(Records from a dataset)
━━━
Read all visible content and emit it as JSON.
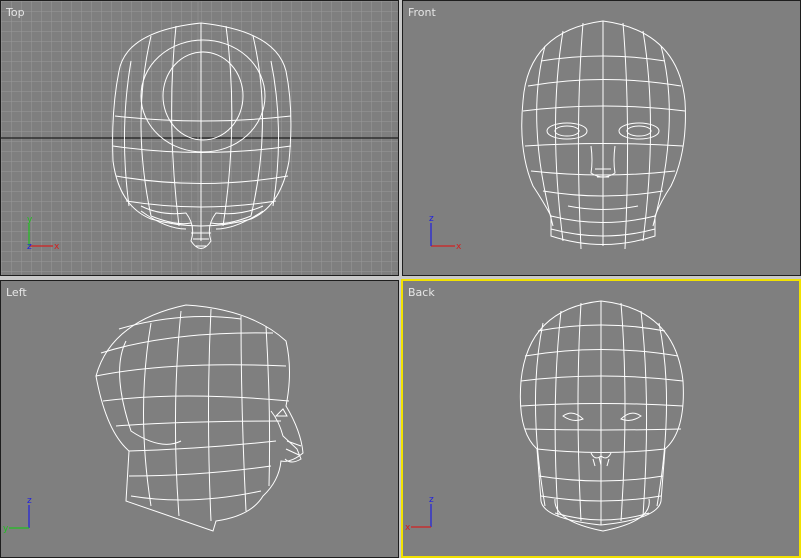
{
  "viewports": {
    "top": {
      "label": "Top",
      "axes": [
        "x",
        "y",
        "z"
      ]
    },
    "front": {
      "label": "Front",
      "axes": [
        "x",
        "z"
      ]
    },
    "left": {
      "label": "Left",
      "axes": [
        "y",
        "z"
      ]
    },
    "back": {
      "label": "Back",
      "axes": [
        "x",
        "z"
      ]
    }
  },
  "colors": {
    "viewport_bg": "#7f7f7f",
    "wireframe": "#ffffff",
    "grid": "#9a9a9a",
    "active_border": "#f2e200",
    "axis_x": "#d22020",
    "axis_y": "#20c020",
    "axis_z": "#2020e0"
  },
  "icons": {
    "axis_tripod": "axis-tripod-icon"
  }
}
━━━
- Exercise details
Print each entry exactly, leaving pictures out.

- Written solution
Read all visible content and emit it as JSON.
{
  "viewports": {
    "top": {
      "label": "Top",
      "axes": [
        "x",
        "y",
        "z"
      ]
    },
    "front": {
      "label": "Front",
      "axes": [
        "x",
        "z"
      ]
    },
    "left": {
      "label": "Left",
      "axes": [
        "y",
        "z"
      ]
    },
    "back": {
      "label": "Back",
      "axes": [
        "x",
        "z"
      ]
    }
  },
  "colors": {
    "viewport_bg": "#7f7f7f",
    "wireframe": "#ffffff",
    "grid": "#9a9a9a",
    "active_border": "#f2e200",
    "axis_x": "#d22020",
    "axis_y": "#20c020",
    "axis_z": "#2020e0"
  },
  "icons": {
    "axis_tripod": "axis-tripod-icon"
  }
}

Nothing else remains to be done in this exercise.